This particular issue has long been a disputed item on the agenda of negotiations for an India / EU Free Trade Agreement. EU recognises India as an important trade partner for the EU and a growing global economic power, saying that it combines a sizable and growing market of more than 1 billion people with a growth rate of between 8 and 10 % – one of the fastest growing economies in the world. Although it is far from the closed market that it was twenty years ago, India still also maintains substantial tariff and non-tariff barriers that hinder trade with the EU. The EU and India hope to increase their trade in both goods and services through the Free Trade Agreement (FTA) negotiations that they launched in 2007. According to a press report, Indian and European trade ministers had hoped to sign the ambitious deal by the end of March 2011. However, there have been, inter alia, problems with the protection of intellectual property.

On July 28, 2011, the Ministry of Commerce & Industry of India has published a press release (emphasis added by me, -AHH):
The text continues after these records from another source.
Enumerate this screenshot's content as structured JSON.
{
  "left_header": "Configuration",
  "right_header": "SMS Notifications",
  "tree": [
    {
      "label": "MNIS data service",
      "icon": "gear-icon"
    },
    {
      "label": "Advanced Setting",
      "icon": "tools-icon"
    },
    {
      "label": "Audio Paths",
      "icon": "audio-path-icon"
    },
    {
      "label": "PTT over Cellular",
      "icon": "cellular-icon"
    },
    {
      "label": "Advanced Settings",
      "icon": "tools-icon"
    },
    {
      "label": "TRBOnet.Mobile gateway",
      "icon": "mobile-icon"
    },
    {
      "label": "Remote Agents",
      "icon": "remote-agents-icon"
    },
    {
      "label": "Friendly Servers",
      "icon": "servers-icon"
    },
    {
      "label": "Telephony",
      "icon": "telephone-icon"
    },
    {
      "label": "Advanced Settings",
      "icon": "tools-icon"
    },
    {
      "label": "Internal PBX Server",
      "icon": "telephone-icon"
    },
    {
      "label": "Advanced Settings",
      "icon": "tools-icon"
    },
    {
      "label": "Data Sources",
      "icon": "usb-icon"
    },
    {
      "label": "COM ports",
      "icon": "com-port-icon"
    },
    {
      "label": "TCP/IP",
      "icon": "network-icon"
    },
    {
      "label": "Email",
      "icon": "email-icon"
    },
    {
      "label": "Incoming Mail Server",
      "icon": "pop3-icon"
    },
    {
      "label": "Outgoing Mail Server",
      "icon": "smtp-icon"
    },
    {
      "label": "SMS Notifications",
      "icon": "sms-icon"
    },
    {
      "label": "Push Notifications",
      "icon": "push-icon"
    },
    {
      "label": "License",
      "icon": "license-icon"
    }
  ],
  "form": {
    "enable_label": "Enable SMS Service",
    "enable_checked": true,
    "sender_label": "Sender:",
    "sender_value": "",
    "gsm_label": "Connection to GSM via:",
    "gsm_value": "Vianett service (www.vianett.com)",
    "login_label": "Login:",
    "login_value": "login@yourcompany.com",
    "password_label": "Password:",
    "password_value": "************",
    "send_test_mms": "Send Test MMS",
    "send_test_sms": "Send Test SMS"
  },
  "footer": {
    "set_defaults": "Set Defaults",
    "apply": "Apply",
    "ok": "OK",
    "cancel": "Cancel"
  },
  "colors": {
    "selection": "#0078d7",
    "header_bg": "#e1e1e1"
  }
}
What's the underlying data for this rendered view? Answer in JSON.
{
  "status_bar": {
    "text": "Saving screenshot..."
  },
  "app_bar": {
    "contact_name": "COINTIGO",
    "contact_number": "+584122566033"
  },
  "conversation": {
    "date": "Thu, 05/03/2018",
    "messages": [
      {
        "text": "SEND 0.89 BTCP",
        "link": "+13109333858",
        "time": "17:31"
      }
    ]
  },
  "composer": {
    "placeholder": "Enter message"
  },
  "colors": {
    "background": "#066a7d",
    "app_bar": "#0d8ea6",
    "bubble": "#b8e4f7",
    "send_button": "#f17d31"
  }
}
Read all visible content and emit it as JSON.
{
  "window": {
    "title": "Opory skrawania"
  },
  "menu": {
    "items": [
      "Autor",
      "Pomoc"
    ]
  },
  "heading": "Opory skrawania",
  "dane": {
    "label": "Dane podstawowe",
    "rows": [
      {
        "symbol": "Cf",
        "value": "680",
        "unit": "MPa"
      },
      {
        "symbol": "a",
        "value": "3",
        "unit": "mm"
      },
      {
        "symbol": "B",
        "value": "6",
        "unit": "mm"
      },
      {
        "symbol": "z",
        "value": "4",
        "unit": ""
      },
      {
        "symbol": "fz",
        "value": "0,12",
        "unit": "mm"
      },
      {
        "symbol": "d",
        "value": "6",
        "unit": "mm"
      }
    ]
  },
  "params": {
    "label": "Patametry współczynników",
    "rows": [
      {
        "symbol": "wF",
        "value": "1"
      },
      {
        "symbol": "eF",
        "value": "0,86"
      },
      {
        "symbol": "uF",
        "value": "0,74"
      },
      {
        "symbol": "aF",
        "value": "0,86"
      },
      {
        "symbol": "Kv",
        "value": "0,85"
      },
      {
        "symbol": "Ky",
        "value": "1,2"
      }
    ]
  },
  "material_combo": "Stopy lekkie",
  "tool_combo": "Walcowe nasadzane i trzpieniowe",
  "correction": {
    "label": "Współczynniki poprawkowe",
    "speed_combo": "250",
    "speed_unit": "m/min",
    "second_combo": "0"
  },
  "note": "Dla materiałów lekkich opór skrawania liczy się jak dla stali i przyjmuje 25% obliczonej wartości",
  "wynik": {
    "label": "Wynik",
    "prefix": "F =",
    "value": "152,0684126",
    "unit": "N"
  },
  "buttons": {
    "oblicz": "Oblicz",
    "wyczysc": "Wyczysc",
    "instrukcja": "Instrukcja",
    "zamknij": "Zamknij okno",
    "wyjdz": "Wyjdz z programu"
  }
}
“European Union has proposed a settlement of the dispute by confirming the detailed principles agreed in the Understanding to guide border enforcement of intellectual property in the EU. In addition, EU agreed to India’s request for adoption of guidelines which would confirm the principles agreed to in the Understanding with a view to give greater and immediate legal certainty for producers and traders. EU also agreed to reflect the principles contained in the Understanding in its proposal for a new Regulation to replace Regulation 1383/2003. In return the EU sought an assurance that India would refrain from further steps in the ongoing dispute. Mr. Jean-Luc Demarty, Director General, European Commission sent a letter to this effect on 17 June 2011 to Commerce Secretary Shri Rahul Khullar.

India has taken note of the commitments offered by the EU. India has reiterated the core principle of the Understanding that the mere fact that medicines are in transit through EU territory, and that there is a patent title applicable to such medicines in the EU territory, does not in itself constitute enough grounds for customs authorities in any Member State to suspect that the medicines at stake infringe patent rights. However, a situation in which medicines are in transit through EU territory and there is adequate evidence that satisfies the customs authorities that there is a substantial likelihood of diversion of such medicines on to the EU market may constitute enough grounds for customs authorities to suspect that the medicines at stake infringe patent rights in the EU. [...]“

Hence, it looks as if pragmatism and common sense have prevailed in taking away this particular obstacle to the conclusion of the Free Trade Agreement.

(Image: EU Commission)